ASSIGNED TASK: Check each line below for the word "docx", and copy those that have it.

··· GIVEN INFORMATION

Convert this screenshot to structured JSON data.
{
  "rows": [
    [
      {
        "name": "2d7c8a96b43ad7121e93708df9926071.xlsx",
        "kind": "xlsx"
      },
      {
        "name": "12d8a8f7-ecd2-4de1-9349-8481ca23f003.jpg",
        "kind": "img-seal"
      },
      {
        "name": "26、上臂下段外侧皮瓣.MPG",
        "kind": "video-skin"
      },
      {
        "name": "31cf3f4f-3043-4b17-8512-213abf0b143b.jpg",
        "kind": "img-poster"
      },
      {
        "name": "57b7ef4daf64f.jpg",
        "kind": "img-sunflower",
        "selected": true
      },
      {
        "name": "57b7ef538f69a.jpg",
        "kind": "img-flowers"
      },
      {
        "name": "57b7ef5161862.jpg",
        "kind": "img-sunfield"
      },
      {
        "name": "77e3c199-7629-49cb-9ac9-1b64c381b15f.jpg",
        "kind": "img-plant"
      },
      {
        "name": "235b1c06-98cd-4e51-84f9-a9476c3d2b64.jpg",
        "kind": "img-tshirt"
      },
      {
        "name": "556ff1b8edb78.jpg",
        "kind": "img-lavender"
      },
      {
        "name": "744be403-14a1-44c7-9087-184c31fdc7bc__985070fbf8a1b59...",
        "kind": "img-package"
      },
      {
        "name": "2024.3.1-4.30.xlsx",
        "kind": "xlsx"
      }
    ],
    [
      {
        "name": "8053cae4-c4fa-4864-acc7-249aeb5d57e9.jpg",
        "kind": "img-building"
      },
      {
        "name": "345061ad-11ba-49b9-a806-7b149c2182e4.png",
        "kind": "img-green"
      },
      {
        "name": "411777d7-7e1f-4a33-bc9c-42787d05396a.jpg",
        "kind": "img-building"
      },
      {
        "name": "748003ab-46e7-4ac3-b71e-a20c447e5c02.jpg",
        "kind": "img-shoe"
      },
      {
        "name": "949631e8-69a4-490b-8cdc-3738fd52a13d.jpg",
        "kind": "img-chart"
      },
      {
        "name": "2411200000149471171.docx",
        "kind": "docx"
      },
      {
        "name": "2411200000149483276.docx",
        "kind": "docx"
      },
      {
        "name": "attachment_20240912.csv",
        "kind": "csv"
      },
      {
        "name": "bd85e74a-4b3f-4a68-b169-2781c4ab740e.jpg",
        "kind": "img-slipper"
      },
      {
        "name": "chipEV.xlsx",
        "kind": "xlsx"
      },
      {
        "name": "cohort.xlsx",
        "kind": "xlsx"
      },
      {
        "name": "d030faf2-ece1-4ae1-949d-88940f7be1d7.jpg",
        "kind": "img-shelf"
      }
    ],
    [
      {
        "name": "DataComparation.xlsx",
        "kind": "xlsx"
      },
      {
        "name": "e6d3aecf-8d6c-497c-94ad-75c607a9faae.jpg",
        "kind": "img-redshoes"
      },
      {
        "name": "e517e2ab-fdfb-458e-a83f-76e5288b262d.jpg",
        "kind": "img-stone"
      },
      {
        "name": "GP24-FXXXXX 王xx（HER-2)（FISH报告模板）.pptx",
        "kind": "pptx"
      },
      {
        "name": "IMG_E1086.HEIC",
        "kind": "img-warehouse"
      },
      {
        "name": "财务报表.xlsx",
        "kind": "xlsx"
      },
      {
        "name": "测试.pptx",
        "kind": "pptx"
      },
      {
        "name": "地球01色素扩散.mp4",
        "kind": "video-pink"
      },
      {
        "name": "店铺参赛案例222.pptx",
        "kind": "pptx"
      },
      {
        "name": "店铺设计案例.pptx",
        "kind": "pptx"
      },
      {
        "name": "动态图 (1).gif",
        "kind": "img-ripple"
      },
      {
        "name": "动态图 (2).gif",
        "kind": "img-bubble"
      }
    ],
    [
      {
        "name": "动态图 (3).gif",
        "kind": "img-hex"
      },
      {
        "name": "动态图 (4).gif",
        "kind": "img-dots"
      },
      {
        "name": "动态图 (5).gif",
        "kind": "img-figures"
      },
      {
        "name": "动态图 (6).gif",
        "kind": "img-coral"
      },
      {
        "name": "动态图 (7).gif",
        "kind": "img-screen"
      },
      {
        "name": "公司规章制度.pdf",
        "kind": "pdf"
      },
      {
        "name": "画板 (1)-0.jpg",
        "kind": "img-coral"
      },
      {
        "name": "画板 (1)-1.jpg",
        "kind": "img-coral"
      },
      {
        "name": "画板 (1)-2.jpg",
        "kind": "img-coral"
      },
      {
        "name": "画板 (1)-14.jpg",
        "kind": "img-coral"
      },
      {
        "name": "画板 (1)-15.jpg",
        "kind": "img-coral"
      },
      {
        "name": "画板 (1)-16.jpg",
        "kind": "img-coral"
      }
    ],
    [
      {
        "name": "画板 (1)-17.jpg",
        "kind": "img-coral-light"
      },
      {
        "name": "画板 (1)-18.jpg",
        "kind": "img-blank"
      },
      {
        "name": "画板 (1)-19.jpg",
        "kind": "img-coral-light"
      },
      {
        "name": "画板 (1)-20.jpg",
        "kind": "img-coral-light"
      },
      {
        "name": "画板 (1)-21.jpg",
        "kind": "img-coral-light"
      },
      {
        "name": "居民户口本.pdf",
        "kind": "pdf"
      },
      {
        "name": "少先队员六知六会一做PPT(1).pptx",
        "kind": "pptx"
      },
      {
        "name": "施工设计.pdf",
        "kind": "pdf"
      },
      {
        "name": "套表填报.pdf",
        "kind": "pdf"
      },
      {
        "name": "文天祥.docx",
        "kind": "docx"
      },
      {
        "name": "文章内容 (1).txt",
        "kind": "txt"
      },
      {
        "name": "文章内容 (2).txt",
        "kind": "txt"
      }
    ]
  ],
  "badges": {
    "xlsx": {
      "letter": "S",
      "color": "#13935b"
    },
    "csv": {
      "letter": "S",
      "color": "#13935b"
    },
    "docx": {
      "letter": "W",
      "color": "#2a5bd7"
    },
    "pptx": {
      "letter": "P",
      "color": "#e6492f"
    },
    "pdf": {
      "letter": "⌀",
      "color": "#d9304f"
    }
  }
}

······

RESPONSE BOX:
        "name": "2411200000149471171.docx",
        "kind": "docx"
        "name": "2411200000149483276.docx",
        "kind": "docx"
        "name": "文天祥.docx",
        "kind": "docx"
    "docx": {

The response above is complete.